CASA is a nonprofit that advocates for the best interests of abused and neglected children involved in juvenile-court deprivation proceedings. Advocates get to know the children they work with, and they speak to everyone involved in a child’s life, including family members, teachers, doctors, lawyers and social workers.
The information they gather and their recommendations help the court make informed decisions on a child’s future.
“Our volunteers have put in a collective 1,400 hours in the past year advocating for abused and neglected children,” Executive Director Petula Gomillion said. “They do it all out of the goodness of their hearts.”
Money raised at Saturday’s 5K will be used to train volunteers and fund the groups end-of-year banquet, during which members are recognized for their service.

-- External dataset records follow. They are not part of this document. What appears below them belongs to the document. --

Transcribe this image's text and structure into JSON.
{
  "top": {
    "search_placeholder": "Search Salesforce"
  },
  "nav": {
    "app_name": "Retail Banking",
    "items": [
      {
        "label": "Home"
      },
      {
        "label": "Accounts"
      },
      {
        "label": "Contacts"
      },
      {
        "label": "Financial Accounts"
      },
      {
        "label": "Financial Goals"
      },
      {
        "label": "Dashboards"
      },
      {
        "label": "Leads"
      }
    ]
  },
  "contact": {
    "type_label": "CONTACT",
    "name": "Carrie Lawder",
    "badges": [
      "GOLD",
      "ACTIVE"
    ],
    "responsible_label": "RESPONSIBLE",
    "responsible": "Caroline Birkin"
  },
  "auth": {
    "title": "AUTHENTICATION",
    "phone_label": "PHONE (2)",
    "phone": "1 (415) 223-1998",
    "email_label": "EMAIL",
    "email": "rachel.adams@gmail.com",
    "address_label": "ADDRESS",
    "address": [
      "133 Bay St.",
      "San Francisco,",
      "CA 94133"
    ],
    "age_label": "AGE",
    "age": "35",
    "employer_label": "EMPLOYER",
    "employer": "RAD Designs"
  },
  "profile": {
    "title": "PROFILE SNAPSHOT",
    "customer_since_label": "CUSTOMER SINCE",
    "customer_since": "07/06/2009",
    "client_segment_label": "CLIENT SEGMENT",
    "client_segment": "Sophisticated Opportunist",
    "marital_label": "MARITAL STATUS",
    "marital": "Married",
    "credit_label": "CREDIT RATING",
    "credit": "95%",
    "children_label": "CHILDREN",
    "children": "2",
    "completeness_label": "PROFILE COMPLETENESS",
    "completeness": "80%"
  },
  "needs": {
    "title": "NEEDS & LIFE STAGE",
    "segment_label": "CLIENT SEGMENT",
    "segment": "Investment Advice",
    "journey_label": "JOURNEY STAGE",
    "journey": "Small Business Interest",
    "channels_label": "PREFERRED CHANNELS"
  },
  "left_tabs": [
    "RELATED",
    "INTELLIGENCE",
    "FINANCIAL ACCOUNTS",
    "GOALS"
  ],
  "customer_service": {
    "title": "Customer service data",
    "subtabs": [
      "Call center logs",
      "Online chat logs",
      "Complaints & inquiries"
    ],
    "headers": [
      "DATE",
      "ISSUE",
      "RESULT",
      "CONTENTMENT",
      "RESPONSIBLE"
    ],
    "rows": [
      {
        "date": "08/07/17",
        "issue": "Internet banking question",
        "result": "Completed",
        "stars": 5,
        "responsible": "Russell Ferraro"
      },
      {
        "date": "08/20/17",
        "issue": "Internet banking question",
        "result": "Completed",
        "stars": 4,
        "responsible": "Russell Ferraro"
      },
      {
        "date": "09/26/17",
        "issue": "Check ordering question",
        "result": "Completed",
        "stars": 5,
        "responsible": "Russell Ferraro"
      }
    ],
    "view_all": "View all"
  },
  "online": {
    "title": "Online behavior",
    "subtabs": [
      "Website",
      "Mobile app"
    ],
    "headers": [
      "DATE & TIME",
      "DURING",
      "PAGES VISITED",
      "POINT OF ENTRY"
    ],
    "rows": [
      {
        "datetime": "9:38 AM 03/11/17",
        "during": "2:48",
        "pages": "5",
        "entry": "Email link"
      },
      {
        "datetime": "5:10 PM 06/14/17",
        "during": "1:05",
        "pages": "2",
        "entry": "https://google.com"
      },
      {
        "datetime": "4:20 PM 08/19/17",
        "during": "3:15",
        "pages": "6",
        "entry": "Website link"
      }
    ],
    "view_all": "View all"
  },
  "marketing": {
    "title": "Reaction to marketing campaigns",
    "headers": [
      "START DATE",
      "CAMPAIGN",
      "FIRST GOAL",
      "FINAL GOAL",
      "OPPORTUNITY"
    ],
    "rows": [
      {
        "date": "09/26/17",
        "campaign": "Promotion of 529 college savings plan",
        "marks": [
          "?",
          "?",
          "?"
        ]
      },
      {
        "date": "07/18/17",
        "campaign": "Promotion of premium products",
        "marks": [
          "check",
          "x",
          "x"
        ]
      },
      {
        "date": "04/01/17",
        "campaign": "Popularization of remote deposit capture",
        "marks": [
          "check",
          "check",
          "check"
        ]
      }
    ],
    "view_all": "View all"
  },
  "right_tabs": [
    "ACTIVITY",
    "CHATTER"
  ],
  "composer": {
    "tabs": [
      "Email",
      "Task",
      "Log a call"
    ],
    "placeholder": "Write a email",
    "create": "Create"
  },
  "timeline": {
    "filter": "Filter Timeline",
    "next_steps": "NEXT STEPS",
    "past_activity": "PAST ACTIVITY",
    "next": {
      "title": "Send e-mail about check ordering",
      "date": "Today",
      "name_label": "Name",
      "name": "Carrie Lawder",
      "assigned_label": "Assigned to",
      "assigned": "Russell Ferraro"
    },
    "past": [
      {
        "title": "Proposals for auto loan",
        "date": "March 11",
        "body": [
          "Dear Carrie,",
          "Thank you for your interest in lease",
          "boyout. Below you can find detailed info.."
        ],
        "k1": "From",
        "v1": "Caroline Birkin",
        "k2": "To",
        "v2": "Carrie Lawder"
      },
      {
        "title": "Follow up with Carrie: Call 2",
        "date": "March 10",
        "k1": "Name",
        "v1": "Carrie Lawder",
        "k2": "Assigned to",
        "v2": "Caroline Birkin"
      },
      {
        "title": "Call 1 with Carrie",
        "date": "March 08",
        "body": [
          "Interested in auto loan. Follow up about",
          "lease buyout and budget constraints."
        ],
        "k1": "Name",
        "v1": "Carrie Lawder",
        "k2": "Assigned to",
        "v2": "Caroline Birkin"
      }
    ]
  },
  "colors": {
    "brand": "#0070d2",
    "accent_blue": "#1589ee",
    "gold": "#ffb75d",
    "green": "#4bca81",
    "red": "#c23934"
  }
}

Each year, one member is named the volunteer of the year.
“It is so important to recognize their hard work,” Gomillion said. “Overall, the run is all about building awareness for what CASA does and recognizing our volunteers.”
The run also benefited the Kiwanis Club of Liberty County, an organization that helps youth understand the importance of reading. Throughout the year, volunteers read once a month to students in classrooms at the Liberty County Pre-K Center and other elementary schools. In the past, they have organized the Kiwanis Art and Talent Show and raised funds to support the Special Olympics.
“We teach the importance of reading all throughout Liberty County,” Kiwanis Club Director Margaret Van Houten said. “We also hand out books to elementary school children to encourage reading.”
The Kiwanis Club in Liberty County began in 2000 after Target provided a grant to promote the “Read a Book, Give a Book” campaign, she said.
The group has handed out free books across Liberty County from schools in Riceboro to Fort Stewart and everywhere in between.
The Kiwanis Club and CASA split the 5K entry fees, which were $30 per person, or $20 for those who registered early. Kiwanis’ portion will be used to buy more books for elementary-school children.
“We thought a 5K run would be a great way to get the community together, set a good run goal and to just have fun,” Van Houten said. “Plus, running is a great stress-reliever and work out.”
Some members of Bradwell Institute’s cross-country and track-and-field teams participated. The first to cross the finish line was senior Jacoby Hardy. The first female to cross the finish line was McKaylin Darsey, a sophomore at Bradwell. Hardy finished in 19 minutes, 11 seconds, and Darsey finished in 21 minutes, 20 seconds.
“I love running,” Darsey said. “It makes me feel free, and it helps me relieve stress when school gets tense.”
She runs cross country and track and field at Bradwell. She said she ran twice a day in the summer. Now that school is in session, she runs once a day.
“Our coach has us practice hard, but he always tells us to pay attention to our grades,” Darsey said. “He says that school comes first, and run come second.”
Darsey said she signed up for the 5K because she believes that supporting community events is important.
“My mom instilled in me that supporting the community is very important, and our family believes in what the Kiwanis and CASA organizations do for our community,” she said.